Autopsy reveals little about lottery winner death


FILE - This undated file photo provided by the Illinois Lottery shows Urooj Khan, 46, of Chicago's West Rogers Park neighborhood, posing with a winning instant lottery ticket. On Friday, March 1, 2013, the Cook County medical examiner is expected to release results of an autopsy on the exhumed remains of Khan who was poisoned with cyanide after winning the lottery. (AP Photo/Illinois Lottery, File) | Zoom

CHICAGO (AP) - An autopsy on the exhumed body of a Chicago lottery winner poisoned with cyanide yielded no significant new clues about his death, the Cook County medical examiner said Friday.

No remaining cyanide was found in samples of Urooj Khan's body tissue, likely because cyanide breaks down over time, and there was nothing notable from tests on his stomach contents, Stephen Cina told reporters.

Cina did say Khan's coronary arteries had significant blockage, which could have increased the effectiveness of the cyanide. But he said there was nothing to make him think a heart attack killed Khan, saying, "I don't see how I can ignore lethal cyanide level in the blood."

Authorities have not publicly identified anyone as a suspect in Khan's July 20 death, which happened just days before the 46-year-old was to collect $425,000 in lottery winnings.

Authorities initially ruled that the Indian-born businessman died of natural causes, but his brother raised suspicions, leading authorities to test fluids drawn from Khan's body before he was buried. Those tests showed he had been poisoned, and Khan's body was exhumed in January so that authorities could perform the autopsy and gather more evidence in case prosecutors decide to file charges.

Although the autopsy didn't reveal significant new information, Khan's death is still considered a homicide because definitive tests on fluids drawn from his body before he was buried indicated he had been poisoned, Cina said.

Khan moved to the U.S. from Hyderabad, India, in 1989, and over the years, he set up several dry-cleaning businesses and bought into some real-estate investments.

Despite having foresworn gambling after making the haj pilgrimage to Mecca in 2010, Khan bought a lottery ticket in June. He said winning the lottery meant everything to him and that he planned to use his winnings to pay off mortgages, expand his business and donate to St. Jude's Children's Research Hospital.

The night before he died, Khan ate dinner with his wife, daughter and father-in-law at their house. Sometime that night, Khan awoke feeling ill. He died the next morning at a hospital.

Khan died without a will, opening the door to a court battle. The businessman's widow and siblings fought for months over his estate, including the lottery check.

Khan's wife, Shabana Ansari, and other relatives have denied any role in his death and expressed a desire to learn the truth.

Authorities remain tightlipped about whom they may suspect.

One of Khan's brothers and a Muslim cleric were present at the exhumation at Rosehill Cemetery, along with officials from the medical examiner's office and Chicago police detectives.

After exhuming his body in January, pathologists collected samples of hair, nails and most major body organs, as well as contents of the stomach, Cina said at the time.
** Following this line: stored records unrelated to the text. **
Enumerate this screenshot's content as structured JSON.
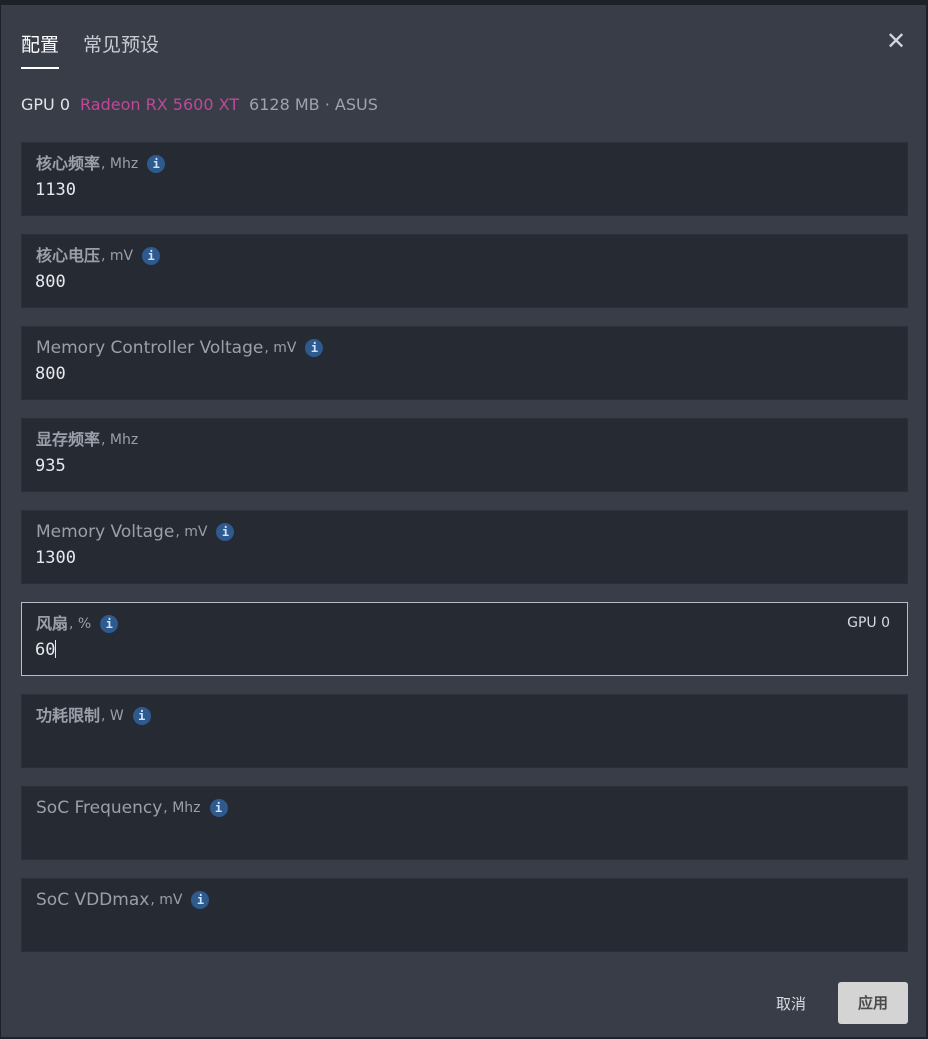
{
  "tabs": [
    {
      "label": "配置",
      "active": true
    },
    {
      "label": "常见预设",
      "active": false
    }
  ],
  "gpu": {
    "id": "GPU 0",
    "name": "Radeon RX 5600 XT",
    "meta": "6128 MB · ASUS"
  },
  "fields": [
    {
      "label": "核心频率",
      "unit": ", Mhz",
      "value": "1130",
      "info": true
    },
    {
      "label": "核心电压",
      "unit": ", mV",
      "value": "800",
      "info": true
    },
    {
      "label": "Memory Controller Voltage",
      "unit": ", mV",
      "value": "800",
      "info": true
    },
    {
      "label": "显存频率",
      "unit": ", Mhz",
      "value": "935",
      "info": false
    },
    {
      "label": "Memory Voltage",
      "unit": ", mV",
      "value": "1300",
      "info": true
    },
    {
      "label": "风扇",
      "unit": ", %",
      "value": "60",
      "info": true,
      "tag": "GPU 0"
    },
    {
      "label": "功耗限制",
      "unit": ", W",
      "value": "",
      "info": true
    },
    {
      "label": "SoC Frequency",
      "unit": ", Mhz",
      "value": "",
      "info": true
    },
    {
      "label": "SoC VDDmax",
      "unit": ", mV",
      "value": "",
      "info": true
    }
  ],
  "icons": {
    "info": "i",
    "close": "✕"
  },
  "buttons": {
    "cancel": "取消",
    "apply": "应用"
  },
  "colors": {
    "dialog_bg": "#383d48",
    "field_bg": "#262a33",
    "gpu_name": "#c0479a",
    "info_badge": "#2e5a8e",
    "apply_bg": "#d4d4d4"
  }
}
He had hoped the tests might determine whether Khan swallowed, inhaled or was injected with the poison.

Khan was given a religious burial and his body was not embalmed. The body was wrapped in a shroud and placed inside a wooden box with a Styrofoam lid that was itself inside a concrete vault. Cina has said the body had not come into contact with soil from the grave.

Speaking in January, he said cyanide over the post mortem period can evaporate and leave the tissues.

___

Follow Michael Tarm at http://www.twitter.com/mtarm


(Copyright 2013 The Associated Press. All rights reserved. This material may not be published, broadcast, rewritten or redistributed.)

Top Stories

  • Obama Visits Oso
    President Obama says the whole country is thinking of the Oso mudslide victims

  • Suing The Seahawks
    A Seahawks fan sues for $50 million over limiting playoff ticket sales

  • Imminent Threat
    Scientists working to save Earth from approaching asteroids
ATTENTION COMMENTERS: We've changed our comments, but want to keep you in the conversation.
Please login below with your Facebook, Twitter, Google+ or Disqus account. Existing MyNorthwest account holders will need to create a new Disqus account or use one of the social logins provided below. Thank you.
comments powered by Disqus
Sign up for breaking news e-mail alerts from MyNorthwest.com
In the community
Do you know a student who stands out in the classroom, school and community?
Help make their dreams come true by nominating them for a $1,000 scholarship and a chance to earn a $10,000 Grand Prize. Brought to you by KIRO Radio and Comprehensive Wealth Management.

Do you know an exceptional citizen who has impacted and inspired others?
KIRO Radio and WSECU would like to recognize six oustanding citizens this year. Nominate them to be recognized and to receive a $2,000 charitable grant.